We’re coming to the end of another year, so I thought I’d throw out a couple of quick tips to improve your writing.
I hope that, if you are a writer, 2017 has been a creative and rewarding year. But what if it wasn’t? What if it was a real struggle? How can we minimise this for you in 2018?
I don’t know. I don’t have any real answers, and you just be sceptical of anyone who claims to have tidy and neat solutions. If you follow this blog, you probably already know that I’m not a fan of “rules” for writing, so just see these as suggestions that may or may not work for you. Enjoy!
Write Every Day
Consistency is king when you’re working on a more ambitious writing project. Writing every day, even if it’s not much, can really take you to the next level. You think you don’t have time? Just write a few hundred words. Just a couple of paragraphs. Even one paragraph. Just a sentence! Anything.
Writing just a little bit each day helps put you into a routine, where you’re used to writing each day. It’s almost like a form of Pavlovian conditioning on yourself. Slipping behind on your writing deadlines? Even if they’re self-imposed? Give this a go.
Read Every Day
The best writers are solid readers. You don’t have to be really conscientious. Don’t worry about writing down special passages and making notes about styles and form that you like. You might end up just imitating them in bland and predictable ways. Just absorb other people’s work. The good stuff will stay in your mind subconsciously. And when you start adding this stuff into your own work, you’ll probably find it’ll come out as a more creative variation of the work. As Picasso said, “all artists copy. Great artists steal.”
Don’t Edit As You Write
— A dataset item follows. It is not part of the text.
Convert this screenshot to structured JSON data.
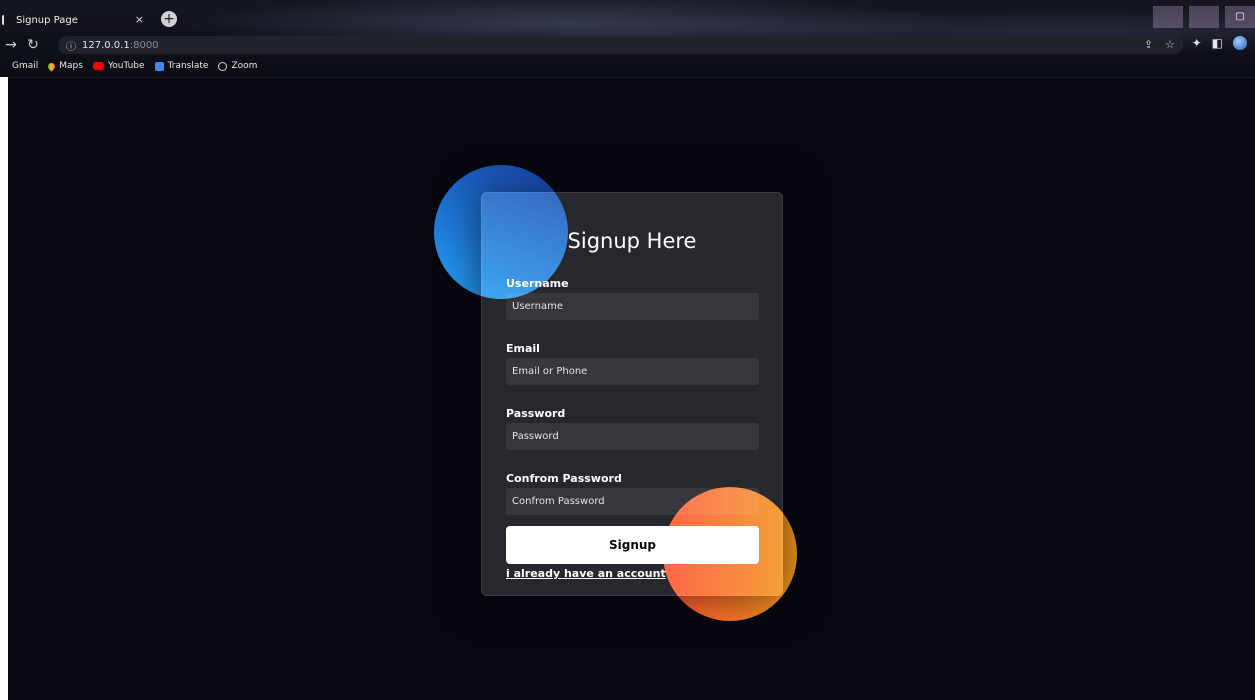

When you write, just write. I know it’s tempting to tweak as you go, but try and resist that. Getting stuff out of your head and onto the page is hard enough. Don’t make it impossible by trying to do it elegantly the first time around. Even if you do edit as you go, you’ll find that you probably will still go back and edit later anyway, because your first pass at editing wasn’t good enough.
I personally do a little light editing after writing chunks of work. Then the real edit happens after the first draft is done. It makes the whole process faster, and I don’t get bogged down in re-writing something that’s not even properly written yet. Editing as you go makes it even harder to remove things that I’ve written previously, which is something you’ll often need to do.
Anyway, these little power-up tips might work for you or they might not. But there’s little harm in trying out something knew. Either way, good luck in your upcoming writing projects!